“This summer, my main focus is building my endurance and confidence in my game. Trusting myself is something I felt that I lacked the past season, but to put myself in the situations I want to be in, I have to push myself to be in the best shape I can be in,” stated Sowinski. “As a player, I feel like I have always put a lot pressure on myself to make the biggest impact that I could. During my freshman year, I felt like I had to increase this pressure to show to my coaches as well as my teammates, that I could handle whatever was thrown at me, whether that would be being able to go harder in practice or to get more minutes on the field.”
If there is one thing that Sowinki does know how to do it’s score. After all, a player just doesn’t fall into 100 plus goals without knowing what they are doing. Sowinski has a nose for the net, and she hopes in her second year with the team she will be able to contribute more.
Sowinski wants to show the Griffs that she is the same player that was recruited out of Cardinal O’Hara and WNY Flash. She wants to show them the ability that she had during her high school career. Goal scorers score goals and that’s what she does.
“I think my ability to score goals and find shots in difficult situations on the field is my strong suit as a player. To get the opportunity on the field to be able to show this part of myself is something I have to work and train hard for. I have to push myself in practice and outside of practice to get time on the field to help the team in the best way I can, scoring goals,” stated Sowinski. “Being a forward, I think that it’s very important to have the foot skills necessary to get around skilled college players. It’s just as necessary to have the confidence to use the skills you have. Going one on one against experienced college defenders can be nerve racking, but for me I had to trust in my foot skills that I was good enough to win the battle. Getting into the right position and making the right run into the box is a key part of the offensive game. As a forward, your team has so much trust in you to get into the right positioning in the box and the final third, it’s a vital part of the game.”
As her sophomore season is already underway, Sowinski has some of her own personal goals she would like to reach, One of them is getting on the pitch more and helping her team get to the MAAC tournament.
She knows to do this, she just needs to keep working hard and taking what she learned last year and applying it to this season. She has that chip on her shoulder and after her freshman year it could be getting bigger and bigger, which isn’t a bad thing.

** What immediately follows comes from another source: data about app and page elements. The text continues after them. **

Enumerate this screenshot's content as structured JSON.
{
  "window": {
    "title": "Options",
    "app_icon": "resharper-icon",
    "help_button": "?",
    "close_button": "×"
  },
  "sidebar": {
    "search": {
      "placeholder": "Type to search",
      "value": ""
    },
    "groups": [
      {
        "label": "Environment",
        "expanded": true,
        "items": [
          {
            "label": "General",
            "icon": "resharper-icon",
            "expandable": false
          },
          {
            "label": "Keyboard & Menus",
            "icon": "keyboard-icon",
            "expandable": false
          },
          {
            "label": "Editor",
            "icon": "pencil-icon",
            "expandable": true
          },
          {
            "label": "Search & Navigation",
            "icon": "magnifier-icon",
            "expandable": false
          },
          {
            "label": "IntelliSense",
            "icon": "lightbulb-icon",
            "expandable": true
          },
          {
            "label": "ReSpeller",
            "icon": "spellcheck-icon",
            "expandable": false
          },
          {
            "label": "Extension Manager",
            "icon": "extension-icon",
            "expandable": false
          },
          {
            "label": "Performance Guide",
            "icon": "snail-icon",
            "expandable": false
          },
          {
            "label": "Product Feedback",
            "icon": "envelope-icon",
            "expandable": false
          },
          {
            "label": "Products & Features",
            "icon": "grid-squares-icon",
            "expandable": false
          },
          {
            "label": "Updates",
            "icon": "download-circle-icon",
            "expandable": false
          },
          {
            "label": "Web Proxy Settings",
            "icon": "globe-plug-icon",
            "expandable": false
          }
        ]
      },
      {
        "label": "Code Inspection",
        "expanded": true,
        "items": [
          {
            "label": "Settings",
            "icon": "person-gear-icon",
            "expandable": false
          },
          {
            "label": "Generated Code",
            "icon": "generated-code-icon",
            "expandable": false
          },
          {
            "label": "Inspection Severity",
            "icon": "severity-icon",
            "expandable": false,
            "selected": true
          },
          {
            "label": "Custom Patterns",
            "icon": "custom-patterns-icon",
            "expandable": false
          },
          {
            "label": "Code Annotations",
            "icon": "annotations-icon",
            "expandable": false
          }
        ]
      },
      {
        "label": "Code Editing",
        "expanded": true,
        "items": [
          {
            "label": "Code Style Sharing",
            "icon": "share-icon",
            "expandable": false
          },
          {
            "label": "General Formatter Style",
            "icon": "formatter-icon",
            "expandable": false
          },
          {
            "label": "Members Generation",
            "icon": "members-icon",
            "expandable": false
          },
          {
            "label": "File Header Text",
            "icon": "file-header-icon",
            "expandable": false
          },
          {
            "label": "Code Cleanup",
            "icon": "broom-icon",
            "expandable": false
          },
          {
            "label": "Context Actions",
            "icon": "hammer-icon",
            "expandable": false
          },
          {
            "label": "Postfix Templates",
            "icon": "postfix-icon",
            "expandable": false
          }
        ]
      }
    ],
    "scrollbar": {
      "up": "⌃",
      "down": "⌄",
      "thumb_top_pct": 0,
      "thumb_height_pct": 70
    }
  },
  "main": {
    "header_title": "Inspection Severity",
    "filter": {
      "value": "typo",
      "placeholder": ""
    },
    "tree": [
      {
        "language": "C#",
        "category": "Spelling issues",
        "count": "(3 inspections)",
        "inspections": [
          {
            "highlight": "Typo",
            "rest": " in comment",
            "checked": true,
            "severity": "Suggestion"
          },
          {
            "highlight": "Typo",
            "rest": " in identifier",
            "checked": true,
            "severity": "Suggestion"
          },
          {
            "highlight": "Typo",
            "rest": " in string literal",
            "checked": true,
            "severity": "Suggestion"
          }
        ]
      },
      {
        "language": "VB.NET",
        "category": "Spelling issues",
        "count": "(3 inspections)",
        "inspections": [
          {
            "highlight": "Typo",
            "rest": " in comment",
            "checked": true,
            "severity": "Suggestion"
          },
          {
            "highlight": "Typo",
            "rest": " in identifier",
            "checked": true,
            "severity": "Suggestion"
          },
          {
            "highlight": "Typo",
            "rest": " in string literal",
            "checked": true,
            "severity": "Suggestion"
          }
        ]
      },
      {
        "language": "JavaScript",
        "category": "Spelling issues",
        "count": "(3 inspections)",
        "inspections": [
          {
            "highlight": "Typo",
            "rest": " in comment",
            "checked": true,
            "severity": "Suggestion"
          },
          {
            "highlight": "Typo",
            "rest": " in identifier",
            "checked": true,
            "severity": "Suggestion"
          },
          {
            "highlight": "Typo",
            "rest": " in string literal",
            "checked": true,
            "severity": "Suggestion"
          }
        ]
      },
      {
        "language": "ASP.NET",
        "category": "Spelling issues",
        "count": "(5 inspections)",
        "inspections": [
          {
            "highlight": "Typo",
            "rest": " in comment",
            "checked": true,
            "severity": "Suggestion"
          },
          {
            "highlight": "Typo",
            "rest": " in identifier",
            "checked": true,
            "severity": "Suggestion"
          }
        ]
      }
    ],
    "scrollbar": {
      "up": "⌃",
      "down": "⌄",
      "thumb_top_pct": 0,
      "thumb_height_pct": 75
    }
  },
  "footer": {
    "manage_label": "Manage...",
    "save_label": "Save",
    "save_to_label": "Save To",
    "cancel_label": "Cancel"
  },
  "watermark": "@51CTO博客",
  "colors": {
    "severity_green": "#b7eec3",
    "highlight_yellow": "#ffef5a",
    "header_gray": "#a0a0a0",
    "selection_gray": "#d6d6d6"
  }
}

“My goals for my sophomore season is to make myself a much bigger presence on the field, become a more vocal player, and to get back to scoring goals in games. I have to push myself as hard as I can to reach these goals and I intend to do nothing less. I want to prove to myself that I can be the player I want to be,” stated Sowinski. “From my freshman season, the biggest take aways I had were to trust myself and to listen to the advice from the older, experienced girls on the team. I found that there was many times that I didn’t have confidence and second guessed myself that lead to me playing “safe”. Trusting yourself as a player can be a tough thing to do when put in a high level of soccer and around more developed players, but it’s a critical part of any player’s development. Being apart of the Canisius team, I feel that it’s such a supportive group. All of my teammates are always willing to give advice and help work on drills outside of practice.”